[INFORMATION PROVIDED]

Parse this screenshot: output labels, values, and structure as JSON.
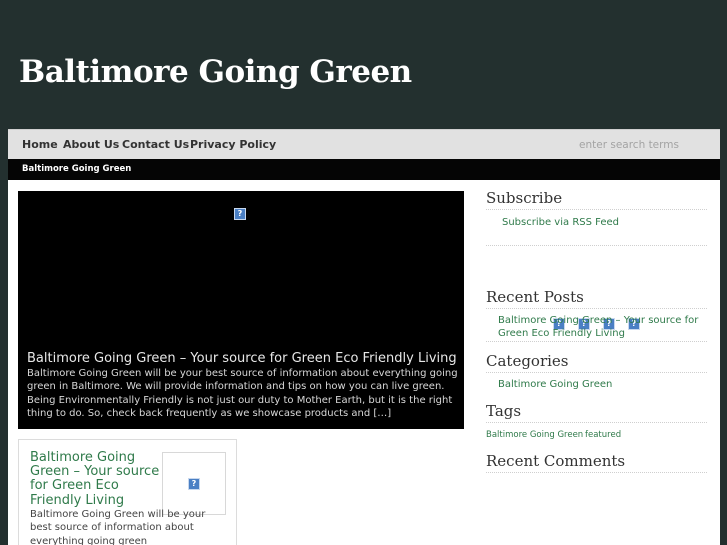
{
  "header": {
    "site_title": "Baltimore Going Green"
  },
  "nav": {
    "items": [
      "Home",
      "About Us",
      "Contact Us",
      "Privacy Policy"
    ],
    "search_placeholder": "enter search terms"
  },
  "breadcrumb": "Baltimore Going Green",
  "feature": {
    "image_icon": "broken-image-icon",
    "title": "Baltimore Going Green – Your source for Green Eco Friendly Living",
    "excerpt": "Baltimore Going Green will be your best source of information about everything going green in Baltimore.  We will provide information and tips on how you can live green.  Being Environmentally Friendly is not just our duty to Mother Earth, but it is the right thing to do.  So, check back frequently as we showcase products and […]"
  },
  "post": {
    "title": "Baltimore Going Green – Your source for Green Eco Friendly Living",
    "thumb_icon": "broken-image-icon",
    "excerpt": "Baltimore Going Green will be your best source of information about everything going green"
  },
  "sidebar": {
    "subscribe": {
      "title": "Subscribe",
      "rss_link": "Subscribe via RSS Feed"
    },
    "social_icons": [
      "broken-image-icon",
      "broken-image-icon",
      "broken-image-icon",
      "broken-image-icon"
    ],
    "recent_posts": {
      "title": "Recent Posts",
      "items": [
        "Baltimore Going Green – Your source for Green Eco Friendly Living"
      ]
    },
    "categories": {
      "title": "Categories",
      "items": [
        "Baltimore Going Green"
      ]
    },
    "tags": {
      "title": "Tags",
      "items": [
        "Baltimore Going Green",
        "featured"
      ]
    },
    "recent_comments": {
      "title": "Recent Comments"
    }
  },
  "colors": {
    "page_background": "#23302f",
    "link_green": "#2f7a4a",
    "nav_background": "#e1e1e1",
    "breadcrumb_background": "#050505",
    "feature_background": "#000000"
  }
}
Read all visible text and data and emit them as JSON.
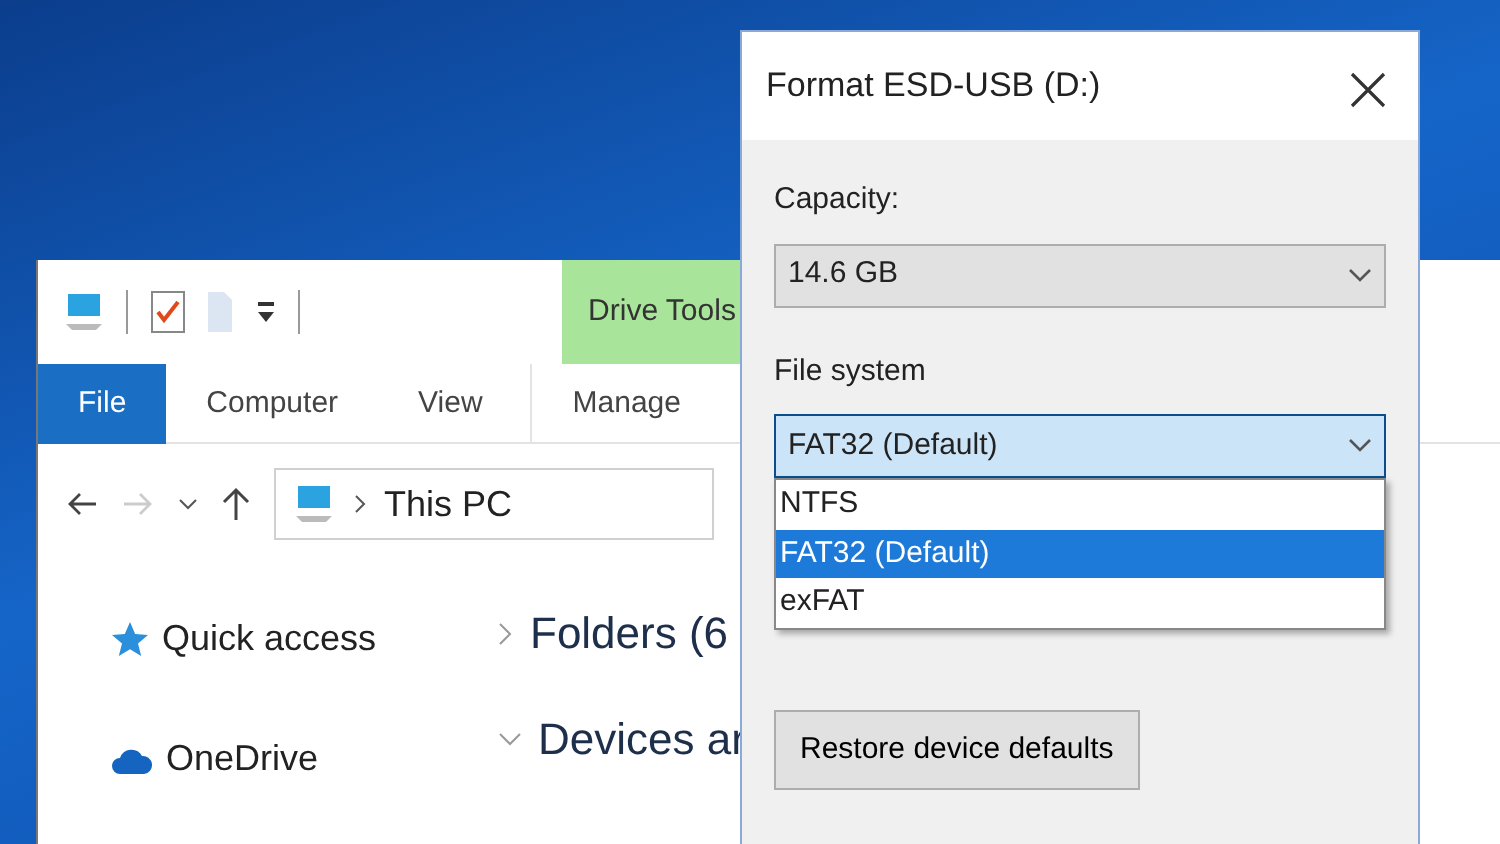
{
  "explorer": {
    "context_tab": "Drive Tools",
    "ribbon_tabs": [
      {
        "label": "File",
        "selected": true
      },
      {
        "label": "Computer",
        "selected": false
      },
      {
        "label": "View",
        "selected": false
      },
      {
        "label": "Manage",
        "selected": false
      }
    ],
    "address": "This PC",
    "nav_items": [
      {
        "label": "Quick access",
        "kind": "star"
      },
      {
        "label": "OneDrive",
        "kind": "cloud"
      }
    ],
    "groups": [
      {
        "label": "Folders (6",
        "expanded": false
      },
      {
        "label": "Devices ar",
        "expanded": true
      }
    ]
  },
  "dialog": {
    "title": "Format ESD-USB (D:)",
    "capacity_label": "Capacity:",
    "capacity_value": "14.6 GB",
    "file_system_label": "File system",
    "file_system_value": "FAT32 (Default)",
    "options": [
      {
        "label": "NTFS",
        "selected": false
      },
      {
        "label": "FAT32 (Default)",
        "selected": true
      },
      {
        "label": "exFAT",
        "selected": false
      }
    ],
    "restore_button": "Restore device defaults"
  }
}
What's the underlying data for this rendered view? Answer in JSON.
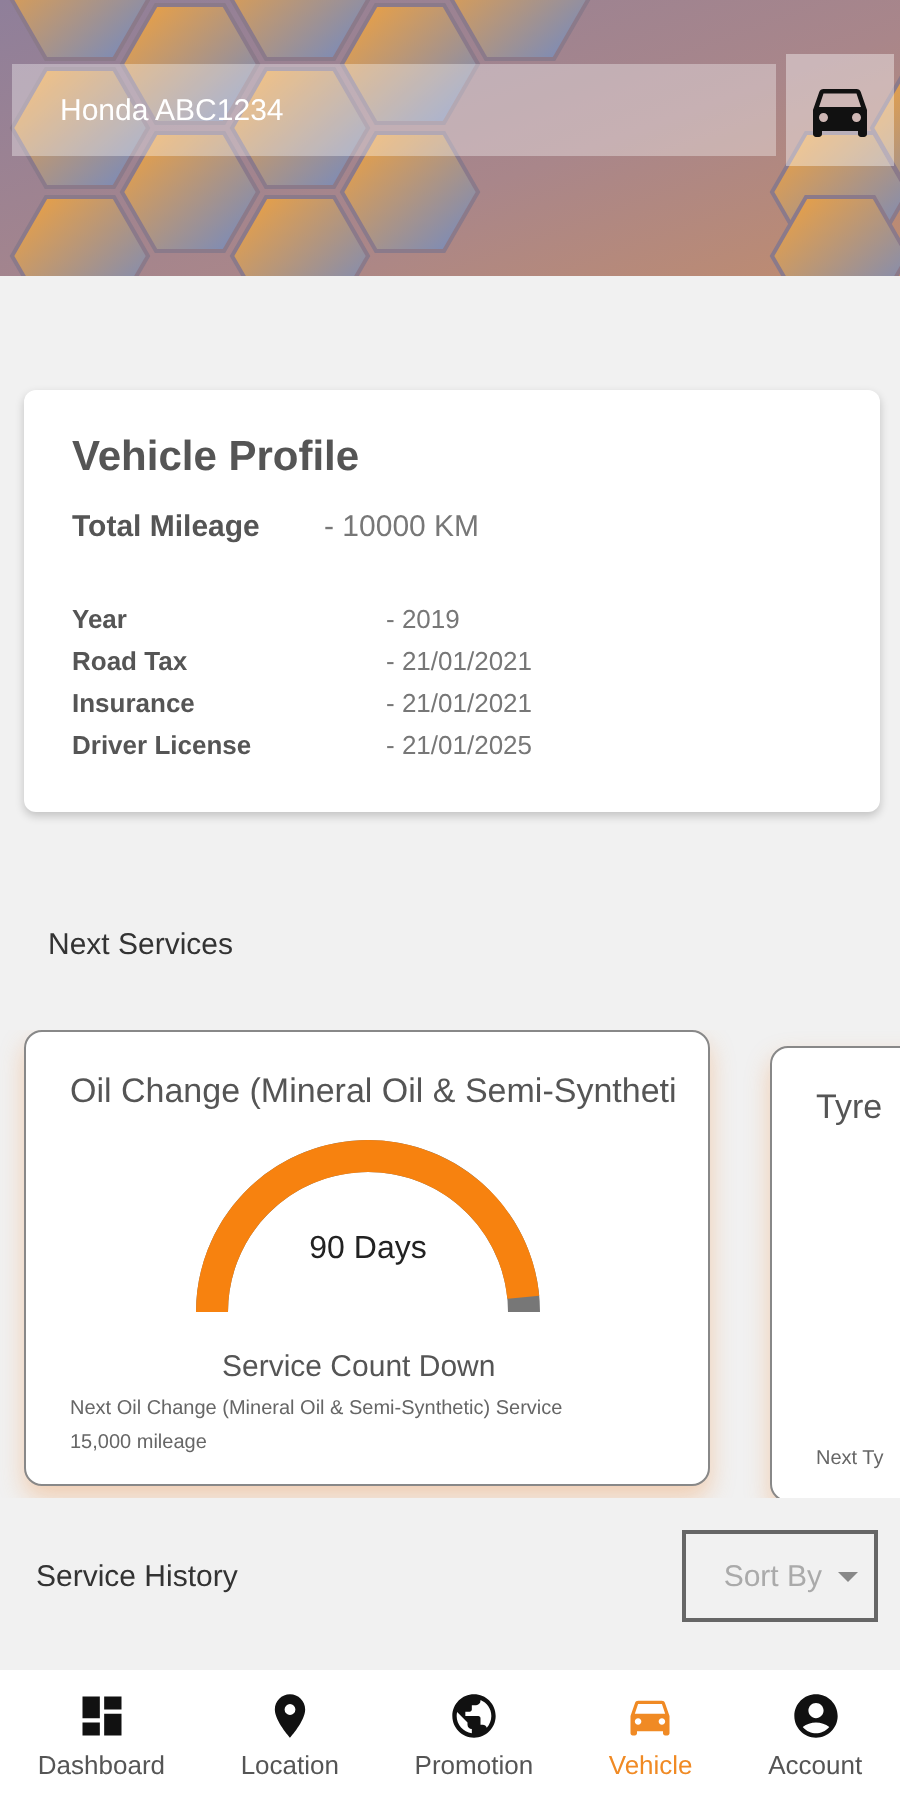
{
  "header": {
    "vehicle_field": {
      "value": "Honda ABC1234"
    }
  },
  "vehicle_profile": {
    "title": "Vehicle Profile",
    "mileage": {
      "label": "Total Mileage",
      "value": "- 10000 KM"
    },
    "details": [
      {
        "label": "Year",
        "value": "- 2019"
      },
      {
        "label": "Road Tax",
        "value": "- 21/01/2021"
      },
      {
        "label": "Insurance",
        "value": "- 21/01/2021"
      },
      {
        "label": "Driver License",
        "value": "- 21/01/2025"
      }
    ]
  },
  "next_services": {
    "title": "Next Services",
    "cards": [
      {
        "title": "Oil Change (Mineral Oil & Semi-Syntheti",
        "gauge": {
          "reading": "90 Days"
        },
        "caption": "Service Count Down",
        "note": "Next Oil Change (Mineral Oil & Semi-Synthetic) Service",
        "mileage": "15,000 mileage"
      },
      {
        "title": "Tyre",
        "note": "Next Ty"
      }
    ]
  },
  "service_history": {
    "title": "Service History",
    "sort": {
      "label": "Sort By"
    }
  },
  "bottom_nav": [
    {
      "label": "Dashboard",
      "kind": "dashboard",
      "selected": false
    },
    {
      "label": "Location",
      "kind": "location",
      "selected": false
    },
    {
      "label": "Promotion",
      "kind": "globe",
      "selected": false
    },
    {
      "label": "Vehicle",
      "kind": "car",
      "selected": true
    },
    {
      "label": "Account",
      "kind": "account",
      "selected": false
    }
  ]
}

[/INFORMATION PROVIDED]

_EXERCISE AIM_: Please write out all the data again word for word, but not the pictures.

_WRITTEN REPLY_:
Parse this screenshot: output labels, values, and structure as JSON.
{
  "header": {
    "site_title": "Baltimore Going Green"
  },
  "nav": {
    "items": [
      "Home",
      "About Us",
      "Contact Us",
      "Privacy Policy"
    ],
    "search_placeholder": "enter search terms"
  },
  "breadcrumb": "Baltimore Going Green",
  "feature": {
    "image_icon": "broken-image-icon",
    "title": "Baltimore Going Green – Your source for Green Eco Friendly Living",
    "excerpt": "Baltimore Going Green will be your best source of information about everything going green in Baltimore.  We will provide information and tips on how you can live green.  Being Environmentally Friendly is not just our duty to Mother Earth, but it is the right thing to do.  So, check back frequently as we showcase products and […]"
  },
  "post": {
    "title": "Baltimore Going Green – Your source for Green Eco Friendly Living",
    "thumb_icon": "broken-image-icon",
    "excerpt": "Baltimore Going Green will be your best source of information about everything going green"
  },
  "sidebar": {
    "subscribe": {
      "title": "Subscribe",
      "rss_link": "Subscribe via RSS Feed"
    },
    "social_icons": [
      "broken-image-icon",
      "broken-image-icon",
      "broken-image-icon",
      "broken-image-icon"
    ],
    "recent_posts": {
      "title": "Recent Posts",
      "items": [
        "Baltimore Going Green – Your source for Green Eco Friendly Living"
      ]
    },
    "categories": {
      "title": "Categories",
      "items": [
        "Baltimore Going Green"
      ]
    },
    "tags": {
      "title": "Tags",
      "items": [
        "Baltimore Going Green",
        "featured"
      ]
    },
    "recent_comments": {
      "title": "Recent Comments"
    }
  },
  "colors": {
    "page_background": "#23302f",
    "link_green": "#2f7a4a",
    "nav_background": "#e1e1e1",
    "breadcrumb_background": "#050505",
    "feature_background": "#000000"
  }
}
Read all visible text and data and emit them as JSON.
{
  "explorer": {
    "context_tab": "Drive Tools",
    "ribbon_tabs": [
      {
        "label": "File",
        "selected": true
      },
      {
        "label": "Computer",
        "selected": false
      },
      {
        "label": "View",
        "selected": false
      },
      {
        "label": "Manage",
        "selected": false
      }
    ],
    "address": "This PC",
    "nav_items": [
      {
        "label": "Quick access",
        "kind": "star"
      },
      {
        "label": "OneDrive",
        "kind": "cloud"
      }
    ],
    "groups": [
      {
        "label": "Folders (6",
        "expanded": false
      },
      {
        "label": "Devices ar",
        "expanded": true
      }
    ]
  },
  "dialog": {
    "title": "Format ESD-USB (D:)",
    "capacity_label": "Capacity:",
    "capacity_value": "14.6 GB",
    "file_system_label": "File system",
    "file_system_value": "FAT32 (Default)",
    "options": [
      {
        "label": "NTFS",
        "selected": false
      },
      {
        "label": "FAT32 (Default)",
        "selected": true
      },
      {
        "label": "exFAT",
        "selected": false
      }
    ],
    "restore_button": "Restore device defaults"
  }
}
What's the underlying data for this rendered view? Answer in JSON.
{
  "header": {
    "vehicle_field": {
      "value": "Honda ABC1234"
    }
  },
  "vehicle_profile": {
    "title": "Vehicle Profile",
    "mileage": {
      "label": "Total Mileage",
      "value": "- 10000 KM"
    },
    "details": [
      {
        "label": "Year",
        "value": "- 2019"
      },
      {
        "label": "Road Tax",
        "value": "- 21/01/2021"
      },
      {
        "label": "Insurance",
        "value": "- 21/01/2021"
      },
      {
        "label": "Driver License",
        "value": "- 21/01/2025"
      }
    ]
  },
  "next_services": {
    "title": "Next Services",
    "cards": [
      {
        "title": "Oil Change (Mineral Oil & Semi-Syntheti",
        "gauge": {
          "reading": "90 Days"
        },
        "caption": "Service Count Down",
        "note": "Next Oil Change (Mineral Oil & Semi-Synthetic) Service",
        "mileage": "15,000 mileage"
      },
      {
        "title": "Tyre",
        "note": "Next Ty"
      }
    ]
  },
  "service_history": {
    "title": "Service History",
    "sort": {
      "label": "Sort By"
    }
  },
  "bottom_nav": [
    {
      "label": "Dashboard",
      "kind": "dashboard",
      "selected": false
    },
    {
      "label": "Location",
      "kind": "location",
      "selected": false
    },
    {
      "label": "Promotion",
      "kind": "globe",
      "selected": false
    },
    {
      "label": "Vehicle",
      "kind": "car",
      "selected": true
    },
    {
      "label": "Account",
      "kind": "account",
      "selected": false
    }
  ]
}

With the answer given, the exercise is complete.